Data items
------------

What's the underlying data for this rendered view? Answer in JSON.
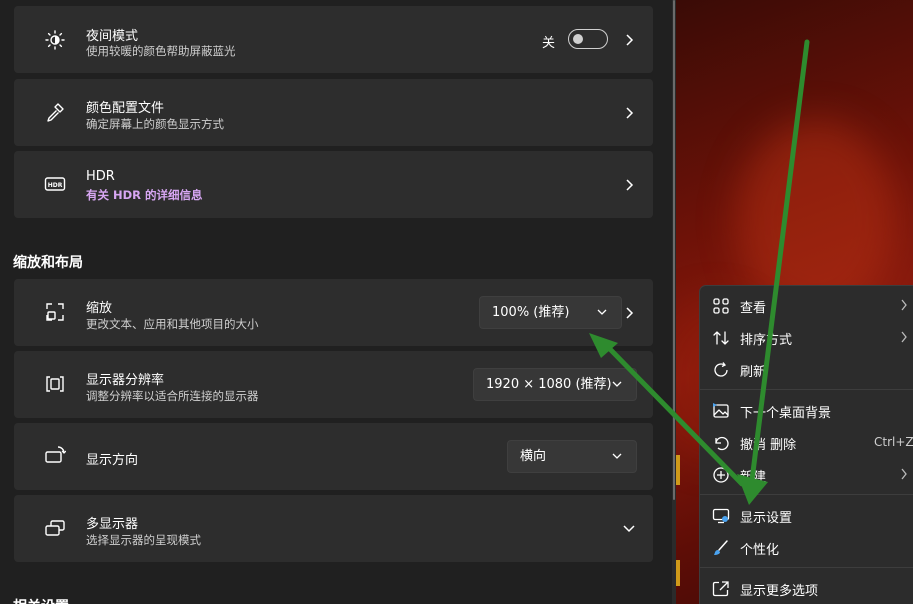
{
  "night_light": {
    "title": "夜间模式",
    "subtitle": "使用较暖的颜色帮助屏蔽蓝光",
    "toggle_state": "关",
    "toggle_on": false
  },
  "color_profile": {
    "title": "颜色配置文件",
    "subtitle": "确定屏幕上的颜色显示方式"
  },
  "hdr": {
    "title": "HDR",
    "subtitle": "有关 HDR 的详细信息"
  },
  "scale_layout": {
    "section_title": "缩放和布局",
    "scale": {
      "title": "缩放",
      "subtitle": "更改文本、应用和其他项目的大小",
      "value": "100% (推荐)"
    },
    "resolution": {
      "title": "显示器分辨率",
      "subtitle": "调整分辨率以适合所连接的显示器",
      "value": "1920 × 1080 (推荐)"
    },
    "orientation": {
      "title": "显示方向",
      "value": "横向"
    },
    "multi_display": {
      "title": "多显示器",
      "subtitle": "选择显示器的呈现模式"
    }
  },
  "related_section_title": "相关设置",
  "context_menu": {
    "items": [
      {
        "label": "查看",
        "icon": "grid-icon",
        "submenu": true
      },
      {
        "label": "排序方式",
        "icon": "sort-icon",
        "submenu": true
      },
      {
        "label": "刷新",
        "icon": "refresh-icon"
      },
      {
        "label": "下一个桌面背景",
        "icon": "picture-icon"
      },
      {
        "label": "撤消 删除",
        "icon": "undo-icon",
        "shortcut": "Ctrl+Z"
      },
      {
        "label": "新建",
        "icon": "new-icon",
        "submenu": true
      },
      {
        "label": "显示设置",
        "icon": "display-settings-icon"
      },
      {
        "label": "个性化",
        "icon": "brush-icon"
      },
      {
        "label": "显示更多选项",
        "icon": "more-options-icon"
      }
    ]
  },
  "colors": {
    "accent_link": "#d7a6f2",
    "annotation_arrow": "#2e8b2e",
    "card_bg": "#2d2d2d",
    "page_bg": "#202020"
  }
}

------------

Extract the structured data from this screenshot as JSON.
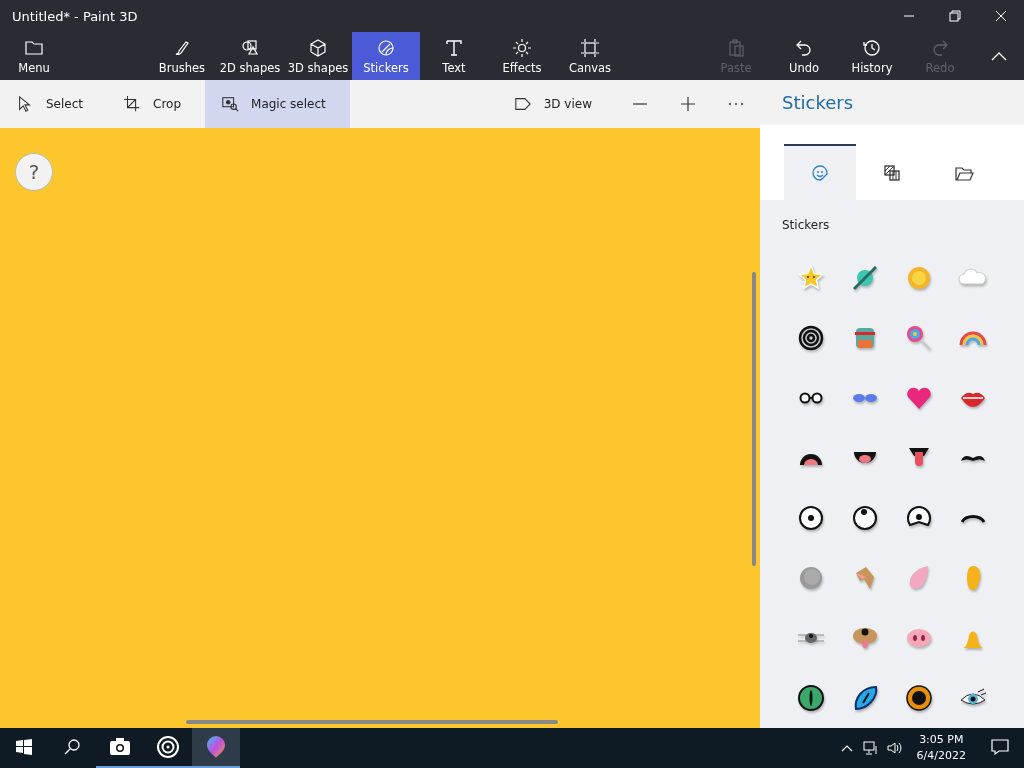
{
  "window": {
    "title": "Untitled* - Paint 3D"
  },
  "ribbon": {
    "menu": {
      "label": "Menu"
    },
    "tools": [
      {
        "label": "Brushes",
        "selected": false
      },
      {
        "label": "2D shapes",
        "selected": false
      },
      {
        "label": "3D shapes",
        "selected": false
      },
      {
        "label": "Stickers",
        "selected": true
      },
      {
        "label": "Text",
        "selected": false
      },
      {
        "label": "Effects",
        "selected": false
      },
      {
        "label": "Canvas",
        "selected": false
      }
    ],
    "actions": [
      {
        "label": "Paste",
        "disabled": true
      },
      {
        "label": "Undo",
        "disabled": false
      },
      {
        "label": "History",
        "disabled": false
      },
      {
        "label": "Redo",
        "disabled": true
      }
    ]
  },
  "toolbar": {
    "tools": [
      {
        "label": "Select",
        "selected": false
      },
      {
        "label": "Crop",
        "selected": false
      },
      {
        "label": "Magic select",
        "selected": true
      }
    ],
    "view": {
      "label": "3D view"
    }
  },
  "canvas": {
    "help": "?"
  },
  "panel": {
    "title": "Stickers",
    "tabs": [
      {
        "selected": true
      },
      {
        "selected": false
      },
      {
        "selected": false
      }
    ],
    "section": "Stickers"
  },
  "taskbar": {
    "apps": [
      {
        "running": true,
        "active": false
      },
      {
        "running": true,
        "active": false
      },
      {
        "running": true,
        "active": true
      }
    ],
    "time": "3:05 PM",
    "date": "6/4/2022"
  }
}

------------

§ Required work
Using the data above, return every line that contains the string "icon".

§ Output of the task
        "icon": "grid-icon",
        "icon": "sort-icon",
        "icon": "refresh-icon"
        "icon": "picture-icon"
        "icon": "undo-icon",
        "icon": "new-icon",
        "icon": "display-settings-icon"
        "icon": "brush-icon"
        "icon": "more-options-icon"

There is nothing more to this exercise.